### Work task
After counting the lines below that contain "Subscribed", reply with that number alone.

### Supplied material
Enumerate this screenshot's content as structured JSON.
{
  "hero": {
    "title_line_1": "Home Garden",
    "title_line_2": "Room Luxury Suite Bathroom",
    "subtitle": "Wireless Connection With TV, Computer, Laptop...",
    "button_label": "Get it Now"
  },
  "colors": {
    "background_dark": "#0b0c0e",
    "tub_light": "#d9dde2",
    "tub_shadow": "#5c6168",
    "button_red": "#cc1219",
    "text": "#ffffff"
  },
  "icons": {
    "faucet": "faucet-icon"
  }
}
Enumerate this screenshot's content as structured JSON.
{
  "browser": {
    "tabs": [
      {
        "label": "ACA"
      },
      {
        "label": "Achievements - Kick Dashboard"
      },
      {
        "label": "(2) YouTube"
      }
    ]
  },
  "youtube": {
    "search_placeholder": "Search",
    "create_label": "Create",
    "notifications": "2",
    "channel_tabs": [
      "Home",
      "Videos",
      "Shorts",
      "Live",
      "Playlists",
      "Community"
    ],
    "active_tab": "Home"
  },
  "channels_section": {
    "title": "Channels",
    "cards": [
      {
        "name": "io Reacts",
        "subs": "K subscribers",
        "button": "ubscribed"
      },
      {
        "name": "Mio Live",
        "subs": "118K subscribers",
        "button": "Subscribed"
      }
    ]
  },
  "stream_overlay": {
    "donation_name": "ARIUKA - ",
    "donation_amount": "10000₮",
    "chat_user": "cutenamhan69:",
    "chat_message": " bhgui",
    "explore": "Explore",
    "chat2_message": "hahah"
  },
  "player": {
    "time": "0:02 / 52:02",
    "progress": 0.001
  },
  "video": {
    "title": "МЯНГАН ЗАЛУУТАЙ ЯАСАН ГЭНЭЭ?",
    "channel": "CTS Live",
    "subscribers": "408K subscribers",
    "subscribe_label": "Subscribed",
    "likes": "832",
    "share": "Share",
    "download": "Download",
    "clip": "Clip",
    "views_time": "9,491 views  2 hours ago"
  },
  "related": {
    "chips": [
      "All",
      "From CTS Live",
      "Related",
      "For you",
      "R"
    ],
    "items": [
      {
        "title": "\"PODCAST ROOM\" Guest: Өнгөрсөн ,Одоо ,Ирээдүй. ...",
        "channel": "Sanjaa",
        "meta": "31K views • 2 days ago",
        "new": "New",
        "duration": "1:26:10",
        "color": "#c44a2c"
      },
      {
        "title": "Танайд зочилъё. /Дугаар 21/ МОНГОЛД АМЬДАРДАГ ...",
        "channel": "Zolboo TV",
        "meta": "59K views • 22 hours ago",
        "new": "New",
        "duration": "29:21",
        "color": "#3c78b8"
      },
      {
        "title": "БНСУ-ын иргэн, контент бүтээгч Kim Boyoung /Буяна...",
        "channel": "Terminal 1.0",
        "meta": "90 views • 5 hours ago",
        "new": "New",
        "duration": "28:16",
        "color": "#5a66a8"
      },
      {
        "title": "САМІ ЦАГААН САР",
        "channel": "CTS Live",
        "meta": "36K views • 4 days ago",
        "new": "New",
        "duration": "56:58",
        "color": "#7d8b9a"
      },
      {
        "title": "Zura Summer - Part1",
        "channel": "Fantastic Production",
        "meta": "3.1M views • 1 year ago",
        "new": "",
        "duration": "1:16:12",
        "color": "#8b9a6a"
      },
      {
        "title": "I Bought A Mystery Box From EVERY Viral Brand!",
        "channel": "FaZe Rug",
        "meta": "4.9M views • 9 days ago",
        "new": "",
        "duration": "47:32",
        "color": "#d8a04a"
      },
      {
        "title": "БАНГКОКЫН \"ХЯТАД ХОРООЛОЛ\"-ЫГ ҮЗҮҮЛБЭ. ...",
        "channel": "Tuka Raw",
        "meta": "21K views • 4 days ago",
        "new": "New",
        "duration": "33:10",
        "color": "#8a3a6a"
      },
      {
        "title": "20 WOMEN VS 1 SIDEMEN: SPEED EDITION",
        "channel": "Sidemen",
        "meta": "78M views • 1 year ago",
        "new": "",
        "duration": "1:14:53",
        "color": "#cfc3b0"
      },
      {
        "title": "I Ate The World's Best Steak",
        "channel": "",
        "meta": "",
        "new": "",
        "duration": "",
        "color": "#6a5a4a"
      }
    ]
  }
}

### Exercise answer
2